Objective To examine access to routine viral load testing and causes of virological failure after 1 year of antiretroviral therapy (ART) among people with HIV. Additionally, to evaluate the positive predictive value (PPV) of immunological criteria to detect treatment failure.
Method A retrospective cohort of 3449 people with HIV who started ART between 1 January 2005 and 31 December 2009 in 13 outpatient clinics in Vietnam was studied. Cox hazard regression modelling was used to calculate crude and adjusted HRs and 95% CIs for associations between patient characteristics and virological failure.

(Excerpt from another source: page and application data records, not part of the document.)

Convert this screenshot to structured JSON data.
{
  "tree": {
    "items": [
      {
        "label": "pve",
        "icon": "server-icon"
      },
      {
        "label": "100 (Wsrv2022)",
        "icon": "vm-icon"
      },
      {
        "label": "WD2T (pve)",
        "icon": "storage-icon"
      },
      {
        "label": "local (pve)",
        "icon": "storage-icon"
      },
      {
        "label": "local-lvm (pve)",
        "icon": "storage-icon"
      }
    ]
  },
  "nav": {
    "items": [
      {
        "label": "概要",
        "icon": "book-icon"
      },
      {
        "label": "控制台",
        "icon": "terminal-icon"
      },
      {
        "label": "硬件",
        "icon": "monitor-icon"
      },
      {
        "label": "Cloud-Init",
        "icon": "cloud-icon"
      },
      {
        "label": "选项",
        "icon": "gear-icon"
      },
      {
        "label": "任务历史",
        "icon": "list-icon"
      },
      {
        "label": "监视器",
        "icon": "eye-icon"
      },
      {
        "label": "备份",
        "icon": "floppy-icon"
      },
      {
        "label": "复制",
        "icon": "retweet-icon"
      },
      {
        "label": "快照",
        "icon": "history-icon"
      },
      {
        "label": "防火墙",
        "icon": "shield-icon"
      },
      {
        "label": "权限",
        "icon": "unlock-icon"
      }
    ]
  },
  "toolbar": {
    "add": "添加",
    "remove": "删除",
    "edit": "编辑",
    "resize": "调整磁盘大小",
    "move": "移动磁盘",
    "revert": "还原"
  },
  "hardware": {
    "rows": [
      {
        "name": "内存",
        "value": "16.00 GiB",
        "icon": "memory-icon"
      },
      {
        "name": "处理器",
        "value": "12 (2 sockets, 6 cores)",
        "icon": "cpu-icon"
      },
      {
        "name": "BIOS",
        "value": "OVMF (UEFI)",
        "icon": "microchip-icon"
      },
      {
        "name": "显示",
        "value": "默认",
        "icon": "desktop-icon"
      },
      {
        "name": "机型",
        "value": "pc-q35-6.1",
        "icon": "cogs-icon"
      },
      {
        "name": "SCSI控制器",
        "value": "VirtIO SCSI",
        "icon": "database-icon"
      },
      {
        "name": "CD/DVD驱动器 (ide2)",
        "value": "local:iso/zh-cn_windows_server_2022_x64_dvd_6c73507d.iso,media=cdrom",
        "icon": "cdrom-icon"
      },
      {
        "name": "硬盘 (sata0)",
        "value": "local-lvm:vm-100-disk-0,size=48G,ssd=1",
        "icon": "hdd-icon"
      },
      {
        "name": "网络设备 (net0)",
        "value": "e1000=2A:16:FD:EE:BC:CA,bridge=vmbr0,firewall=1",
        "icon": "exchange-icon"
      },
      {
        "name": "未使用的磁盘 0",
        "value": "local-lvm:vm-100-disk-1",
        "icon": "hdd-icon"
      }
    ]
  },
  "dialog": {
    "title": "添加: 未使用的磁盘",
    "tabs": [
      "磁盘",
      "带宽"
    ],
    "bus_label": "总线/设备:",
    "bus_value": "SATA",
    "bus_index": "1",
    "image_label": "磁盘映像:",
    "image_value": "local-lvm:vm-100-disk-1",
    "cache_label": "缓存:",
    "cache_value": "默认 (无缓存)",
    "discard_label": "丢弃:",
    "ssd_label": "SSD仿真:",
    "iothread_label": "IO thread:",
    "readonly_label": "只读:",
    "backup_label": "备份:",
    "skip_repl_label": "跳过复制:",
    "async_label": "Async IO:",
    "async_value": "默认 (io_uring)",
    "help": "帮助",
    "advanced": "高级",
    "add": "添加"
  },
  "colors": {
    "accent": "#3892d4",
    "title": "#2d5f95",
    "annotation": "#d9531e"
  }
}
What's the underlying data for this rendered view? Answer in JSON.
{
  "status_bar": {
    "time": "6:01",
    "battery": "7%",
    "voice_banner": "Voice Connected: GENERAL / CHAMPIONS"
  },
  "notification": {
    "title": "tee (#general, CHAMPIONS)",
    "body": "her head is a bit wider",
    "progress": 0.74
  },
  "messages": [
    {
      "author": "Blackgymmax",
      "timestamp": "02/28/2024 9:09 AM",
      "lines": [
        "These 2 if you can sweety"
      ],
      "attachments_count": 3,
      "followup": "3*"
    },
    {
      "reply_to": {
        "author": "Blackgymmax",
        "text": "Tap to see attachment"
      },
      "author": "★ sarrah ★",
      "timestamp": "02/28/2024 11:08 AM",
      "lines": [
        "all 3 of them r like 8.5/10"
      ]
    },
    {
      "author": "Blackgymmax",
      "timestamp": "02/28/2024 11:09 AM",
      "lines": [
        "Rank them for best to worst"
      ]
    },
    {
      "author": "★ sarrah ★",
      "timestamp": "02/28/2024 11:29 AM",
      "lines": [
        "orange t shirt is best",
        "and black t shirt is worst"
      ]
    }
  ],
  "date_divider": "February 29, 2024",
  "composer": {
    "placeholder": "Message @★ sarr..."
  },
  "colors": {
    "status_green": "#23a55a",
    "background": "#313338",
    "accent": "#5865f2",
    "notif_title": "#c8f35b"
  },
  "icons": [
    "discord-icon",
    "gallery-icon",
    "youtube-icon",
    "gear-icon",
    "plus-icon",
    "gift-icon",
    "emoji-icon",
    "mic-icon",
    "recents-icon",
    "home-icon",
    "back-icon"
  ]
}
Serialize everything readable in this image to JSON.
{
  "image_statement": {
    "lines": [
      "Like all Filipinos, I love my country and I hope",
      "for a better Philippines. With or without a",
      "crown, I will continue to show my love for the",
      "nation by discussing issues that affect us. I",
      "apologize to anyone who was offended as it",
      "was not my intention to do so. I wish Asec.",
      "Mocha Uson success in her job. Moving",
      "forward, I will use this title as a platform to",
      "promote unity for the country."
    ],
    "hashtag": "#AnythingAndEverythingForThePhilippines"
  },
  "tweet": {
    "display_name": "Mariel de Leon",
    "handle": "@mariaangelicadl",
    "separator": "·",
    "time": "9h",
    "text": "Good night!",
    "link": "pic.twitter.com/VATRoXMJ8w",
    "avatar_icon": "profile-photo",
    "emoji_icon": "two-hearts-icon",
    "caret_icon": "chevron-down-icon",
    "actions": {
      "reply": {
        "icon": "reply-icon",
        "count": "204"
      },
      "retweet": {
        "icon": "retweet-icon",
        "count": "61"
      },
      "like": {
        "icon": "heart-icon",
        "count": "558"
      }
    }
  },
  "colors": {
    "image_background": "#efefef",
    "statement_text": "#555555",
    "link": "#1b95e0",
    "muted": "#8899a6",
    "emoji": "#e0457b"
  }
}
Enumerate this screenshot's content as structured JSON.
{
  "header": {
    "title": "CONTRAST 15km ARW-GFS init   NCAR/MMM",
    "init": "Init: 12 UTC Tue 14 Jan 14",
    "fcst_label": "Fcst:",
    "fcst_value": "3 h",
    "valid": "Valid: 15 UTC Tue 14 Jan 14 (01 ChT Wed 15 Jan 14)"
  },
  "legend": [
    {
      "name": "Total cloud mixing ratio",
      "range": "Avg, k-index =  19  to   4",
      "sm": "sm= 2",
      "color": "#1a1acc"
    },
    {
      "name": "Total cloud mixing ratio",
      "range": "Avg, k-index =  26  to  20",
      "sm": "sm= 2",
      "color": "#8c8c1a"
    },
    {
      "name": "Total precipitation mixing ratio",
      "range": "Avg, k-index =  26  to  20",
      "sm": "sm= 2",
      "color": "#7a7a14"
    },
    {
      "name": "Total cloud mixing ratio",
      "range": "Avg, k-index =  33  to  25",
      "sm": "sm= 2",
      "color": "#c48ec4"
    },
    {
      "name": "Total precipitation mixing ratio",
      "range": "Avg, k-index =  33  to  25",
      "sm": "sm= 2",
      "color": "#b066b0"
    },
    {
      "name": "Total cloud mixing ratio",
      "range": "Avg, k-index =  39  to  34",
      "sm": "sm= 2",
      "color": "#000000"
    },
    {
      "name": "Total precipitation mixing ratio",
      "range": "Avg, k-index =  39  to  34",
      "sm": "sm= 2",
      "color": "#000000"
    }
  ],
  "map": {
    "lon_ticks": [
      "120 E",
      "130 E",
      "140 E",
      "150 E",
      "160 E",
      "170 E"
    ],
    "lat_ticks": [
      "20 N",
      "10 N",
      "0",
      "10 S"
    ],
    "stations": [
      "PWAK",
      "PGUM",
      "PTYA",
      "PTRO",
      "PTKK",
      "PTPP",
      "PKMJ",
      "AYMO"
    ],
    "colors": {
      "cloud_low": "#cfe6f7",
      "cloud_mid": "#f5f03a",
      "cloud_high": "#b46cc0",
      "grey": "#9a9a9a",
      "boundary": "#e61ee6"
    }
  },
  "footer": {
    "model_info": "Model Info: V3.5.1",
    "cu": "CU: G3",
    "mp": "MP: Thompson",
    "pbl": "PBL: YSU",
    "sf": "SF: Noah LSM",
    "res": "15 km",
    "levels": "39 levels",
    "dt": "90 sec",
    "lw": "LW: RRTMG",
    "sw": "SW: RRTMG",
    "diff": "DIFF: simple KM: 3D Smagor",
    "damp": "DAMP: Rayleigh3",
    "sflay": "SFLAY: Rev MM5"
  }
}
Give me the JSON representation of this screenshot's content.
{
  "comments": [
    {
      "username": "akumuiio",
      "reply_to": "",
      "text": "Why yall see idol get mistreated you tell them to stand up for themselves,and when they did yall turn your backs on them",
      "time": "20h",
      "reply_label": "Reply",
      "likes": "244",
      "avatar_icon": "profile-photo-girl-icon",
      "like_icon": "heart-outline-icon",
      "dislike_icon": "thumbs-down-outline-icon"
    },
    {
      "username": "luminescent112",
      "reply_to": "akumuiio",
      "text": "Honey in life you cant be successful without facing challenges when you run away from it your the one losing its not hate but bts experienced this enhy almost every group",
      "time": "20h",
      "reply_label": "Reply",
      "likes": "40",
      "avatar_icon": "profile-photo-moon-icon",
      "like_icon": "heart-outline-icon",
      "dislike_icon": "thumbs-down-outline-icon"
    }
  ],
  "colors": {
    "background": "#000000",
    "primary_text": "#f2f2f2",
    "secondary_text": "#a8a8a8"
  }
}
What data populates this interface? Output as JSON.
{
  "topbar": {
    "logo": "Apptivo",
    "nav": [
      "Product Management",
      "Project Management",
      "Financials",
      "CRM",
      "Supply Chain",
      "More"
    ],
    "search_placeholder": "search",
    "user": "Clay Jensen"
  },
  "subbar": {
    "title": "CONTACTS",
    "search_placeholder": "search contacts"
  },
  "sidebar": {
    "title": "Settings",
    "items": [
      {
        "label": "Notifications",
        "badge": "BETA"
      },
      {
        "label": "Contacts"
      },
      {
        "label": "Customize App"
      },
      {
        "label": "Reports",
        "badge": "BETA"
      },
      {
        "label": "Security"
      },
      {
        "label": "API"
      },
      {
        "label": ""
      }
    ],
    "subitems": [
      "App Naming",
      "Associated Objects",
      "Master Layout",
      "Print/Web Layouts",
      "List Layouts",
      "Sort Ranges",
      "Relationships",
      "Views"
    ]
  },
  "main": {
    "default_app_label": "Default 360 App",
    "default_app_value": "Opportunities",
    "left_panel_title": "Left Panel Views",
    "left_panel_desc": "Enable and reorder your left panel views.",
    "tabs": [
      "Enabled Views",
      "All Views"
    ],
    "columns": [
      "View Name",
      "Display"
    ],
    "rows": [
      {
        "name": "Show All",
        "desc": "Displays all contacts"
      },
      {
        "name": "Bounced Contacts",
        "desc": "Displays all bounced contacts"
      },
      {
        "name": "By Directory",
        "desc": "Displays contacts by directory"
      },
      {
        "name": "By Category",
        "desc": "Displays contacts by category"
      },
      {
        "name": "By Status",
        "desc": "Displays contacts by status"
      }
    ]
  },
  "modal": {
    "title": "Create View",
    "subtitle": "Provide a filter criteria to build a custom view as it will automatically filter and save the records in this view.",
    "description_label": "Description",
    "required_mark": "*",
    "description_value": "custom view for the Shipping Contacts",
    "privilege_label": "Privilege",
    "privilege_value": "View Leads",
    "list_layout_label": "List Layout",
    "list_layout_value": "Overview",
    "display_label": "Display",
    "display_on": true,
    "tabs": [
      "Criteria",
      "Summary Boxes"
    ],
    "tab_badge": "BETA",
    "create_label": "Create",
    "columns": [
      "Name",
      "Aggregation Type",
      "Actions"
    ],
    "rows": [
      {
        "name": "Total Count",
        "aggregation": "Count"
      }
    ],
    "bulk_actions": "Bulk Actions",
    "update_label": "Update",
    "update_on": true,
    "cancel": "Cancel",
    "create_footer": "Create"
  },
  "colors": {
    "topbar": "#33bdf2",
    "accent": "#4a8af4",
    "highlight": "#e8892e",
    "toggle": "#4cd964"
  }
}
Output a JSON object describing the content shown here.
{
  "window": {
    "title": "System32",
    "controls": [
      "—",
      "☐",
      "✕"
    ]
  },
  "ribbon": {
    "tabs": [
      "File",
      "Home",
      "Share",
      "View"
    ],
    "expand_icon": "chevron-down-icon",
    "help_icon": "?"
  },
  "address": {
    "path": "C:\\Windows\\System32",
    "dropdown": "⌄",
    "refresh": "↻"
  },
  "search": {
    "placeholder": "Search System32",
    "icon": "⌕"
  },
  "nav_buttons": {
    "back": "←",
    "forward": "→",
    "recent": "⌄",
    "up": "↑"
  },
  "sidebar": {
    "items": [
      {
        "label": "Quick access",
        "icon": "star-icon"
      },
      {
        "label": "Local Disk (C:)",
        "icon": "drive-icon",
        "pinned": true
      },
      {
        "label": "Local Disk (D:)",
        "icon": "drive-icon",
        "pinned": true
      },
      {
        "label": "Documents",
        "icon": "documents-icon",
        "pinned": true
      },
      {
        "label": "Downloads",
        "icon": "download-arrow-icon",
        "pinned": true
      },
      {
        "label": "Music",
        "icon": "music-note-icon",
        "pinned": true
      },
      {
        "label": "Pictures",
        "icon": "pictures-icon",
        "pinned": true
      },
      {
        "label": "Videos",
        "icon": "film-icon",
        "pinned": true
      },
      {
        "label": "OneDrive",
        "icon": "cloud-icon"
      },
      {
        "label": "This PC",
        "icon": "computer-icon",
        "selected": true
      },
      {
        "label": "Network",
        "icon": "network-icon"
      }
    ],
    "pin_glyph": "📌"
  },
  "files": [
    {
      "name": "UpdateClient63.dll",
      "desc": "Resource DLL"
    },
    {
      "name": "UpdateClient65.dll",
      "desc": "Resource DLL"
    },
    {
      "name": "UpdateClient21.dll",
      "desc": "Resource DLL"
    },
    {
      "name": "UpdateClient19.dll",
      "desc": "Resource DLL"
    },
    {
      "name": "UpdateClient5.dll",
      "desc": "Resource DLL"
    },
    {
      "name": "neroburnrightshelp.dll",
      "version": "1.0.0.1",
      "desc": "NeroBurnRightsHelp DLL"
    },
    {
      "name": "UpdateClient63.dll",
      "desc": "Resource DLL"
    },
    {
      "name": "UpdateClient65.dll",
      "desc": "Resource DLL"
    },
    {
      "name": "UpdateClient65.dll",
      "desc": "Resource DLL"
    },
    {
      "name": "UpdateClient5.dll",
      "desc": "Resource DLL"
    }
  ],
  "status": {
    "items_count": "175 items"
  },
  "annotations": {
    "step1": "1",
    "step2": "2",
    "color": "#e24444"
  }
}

Results Only 63% (2010/3199) of patients had access to routine viral load testing after 1 year of ART. After adjusting for other factors, patients with a baseline CD4 count of 50–100, 101–200 and 201–350 cells/mm3 were 0.48 (95% CI 0.20 to 0.74), 0.63 (95% CI 0.23 to 0.82) and 0.73 times (95% CI 0.14 to 0.95) as likely to have virological failure, respectively, as those with a baseline CD4 count <50 cells/mm3. After adjusting for other factors, patients with good treatment adherence were 0.54 times as likely to have viraemia as those with poor treatment adherence (95% CI 0.28 to 0.81) and patients with immunological failure were 1.43 times as likely to have viraemia (95% CI 1.31 to 1.65) as those without. The PPV of immunological criteria was 60.1% (95% CI 57.1% to 69.3%).
Conclusions Routine viral load tests should be conducted early to detect virological failure and prevent unnecessary changes to second-line treatments. To improve treatment outcomes, timely ART initiation and treatment adherence should be promoted.
- VIROLOGY HIV
- ANTERETROVIRAL THERAPY